Dozens of them have now been given in the most quintessentially Rhode Island of places: Dunkin’ parking lots. On Wednesday, to mark what Dunkin’ calls Iced Coffee Day, five Rhode Island Dunkin’ locations had COVID pop-up vaccine sites.

The partnership between the Canton, Massachusetts-based fast-food chain and the state of Rhode Island got 82 Moderna shots in arms — 23 at the Dunkin’ on Social Street in Woonsocket, 18 at the Dunkin’ on Ten Rod Road in North Kingstown, 18 at the Dunkin’ on Armistice Boulevard in Pawtucket, 14 at the Dunkin’ on Mineral Spring Avenue in North Providence, and nine at the Dunkin’ on Main Street in West Warwick.

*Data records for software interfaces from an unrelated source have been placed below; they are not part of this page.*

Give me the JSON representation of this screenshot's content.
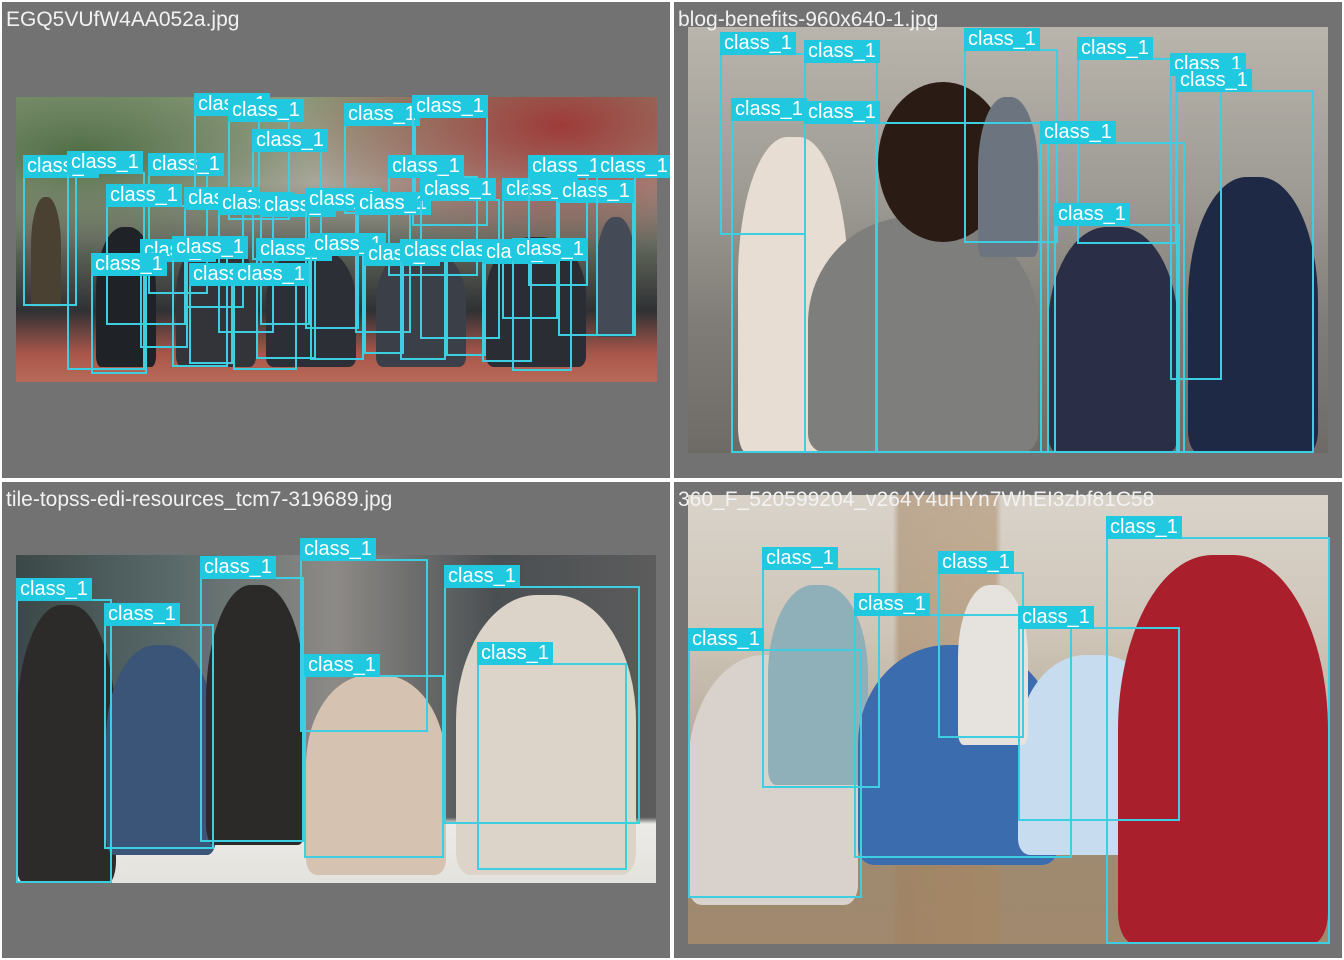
{
  "label_color": "#21c9e0",
  "box_color": "#3dcfe1",
  "panel_bg": "#727272",
  "panels": [
    {
      "title": "EGQ5VUfW4AA052a.jpg",
      "photo_palette": [
        "#6f8a62",
        "#9b4b45",
        "#b7b2a4",
        "#8e5a4e"
      ],
      "boxes": [
        {
          "label": "class_1"
        },
        {
          "label": "class_1"
        },
        {
          "label": "class_1"
        },
        {
          "label": "class_1"
        },
        {
          "label": "class_1"
        },
        {
          "label": "class_1"
        },
        {
          "label": "class_1"
        },
        {
          "label": "class_1"
        },
        {
          "label": "class_1"
        },
        {
          "label": "class_1"
        },
        {
          "label": "class_1"
        },
        {
          "label": "class_1"
        },
        {
          "label": "class_1"
        },
        {
          "label": "class_1"
        },
        {
          "label": "class_1"
        },
        {
          "label": "class_1"
        },
        {
          "label": "class_1"
        },
        {
          "label": "class_1"
        },
        {
          "label": "class_1"
        },
        {
          "label": "class_1"
        },
        {
          "label": "class_1"
        },
        {
          "label": "class_1"
        },
        {
          "label": "class_1"
        },
        {
          "label": "class_1"
        },
        {
          "label": "class_1"
        },
        {
          "label": "class_1"
        },
        {
          "label": "class_1"
        },
        {
          "label": "class_1"
        },
        {
          "label": "class_1"
        },
        {
          "label": "class_1"
        },
        {
          "label": "class_1"
        },
        {
          "label": "class_1"
        }
      ]
    },
    {
      "title": "blog-benefits-960x640-1.jpg",
      "photo_palette": [
        "#8f8f8a",
        "#cfcfcf",
        "#6d6d6d",
        "#3a4f7a"
      ],
      "boxes": [
        {
          "label": "class_1"
        },
        {
          "label": "class_1"
        },
        {
          "label": "class_1"
        },
        {
          "label": "class_1"
        },
        {
          "label": "class_1"
        },
        {
          "label": "class_1"
        },
        {
          "label": "class_1"
        },
        {
          "label": "class_1"
        },
        {
          "label": "class_1"
        },
        {
          "label": "class_1"
        }
      ]
    },
    {
      "title": "tile-topss-edi-resources_tcm7-319689.jpg",
      "photo_palette": [
        "#2f3a3a",
        "#b9a28a",
        "#e9e4dc",
        "#3b3b3b"
      ],
      "boxes": [
        {
          "label": "class_1"
        },
        {
          "label": "class_1"
        },
        {
          "label": "class_1"
        },
        {
          "label": "class_1"
        },
        {
          "label": "class_1"
        },
        {
          "label": "class_1"
        },
        {
          "label": "class_1"
        }
      ]
    },
    {
      "title": "360_F_520599204_v264Y4uHYn7WhEI3zbf81C58",
      "photo_palette": [
        "#d8d2c8",
        "#a4896b",
        "#3e6fb0",
        "#b3202c"
      ],
      "boxes": [
        {
          "label": "class_1"
        },
        {
          "label": "class_1"
        },
        {
          "label": "class_1"
        },
        {
          "label": "class_1"
        },
        {
          "label": "class_1"
        },
        {
          "label": "class_1"
        },
        {
          "label": "class_1"
        }
      ]
    }
  ]
}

That’s only a fraction of the total number of doses given in Rhode Island Wednesday (1,196 first doses, 3,311 total). But it is part of the state’s efforts to meet people where they are and get people vaccinated when they might not be opposed to it, but also aren’t going out of their way to get it done.

When speaking of proportions, though, there’s a more impressive figure: On Iced Coffee Day, Dunkin’ also donates $1 from every iced coffee or cold brew purchase in Rhode Island or Bristol County, Massachusetts to Hasbro Children’s Hospital in Providence. The grand total this year: More than $140,000, per spokesman Chris Raia.

The population of Rhode Island and Bristol County, Massachusetts together is about 1.6 million. That means nearly a tenth of people in the area was drinking a cold brew or iced coffee on Wednesday. The nice weather helped move coffees, and so did the sense that everyone is eager to get back to normal life and the things they’ve always enjoyed, said Molly Loh, who works in Dunkin’ field marketing and helped arrange the fundraiser with franchisees.


“It was nice to get back out and have everybody come together for this great cause,” Loh said.

Karli Blossom works in development at Hasbro Children’s Hospital and helps lead the initiative for the institution, which is owned by Lifespan Corp. She did her part.

“I have a Dunkin’ iced coffee every day,” Blossom said Thursday, “but yesterday I had two.”

Her order is a medium cold brew black. She downed two of them as she worked on the fundraiser Wednesday.

“It feels good to be able to do something small like that that still has a big impact,” Blossom said. “You think a dollar’s not going to make a big difference, but you hear it’s $140,000 because 140,000 coffees were sold, and it tells you what kind of impact you can have.”

Brian Amaral can be reached at brian.amaral@globe.com. Follow him on Twitter @bamaral44.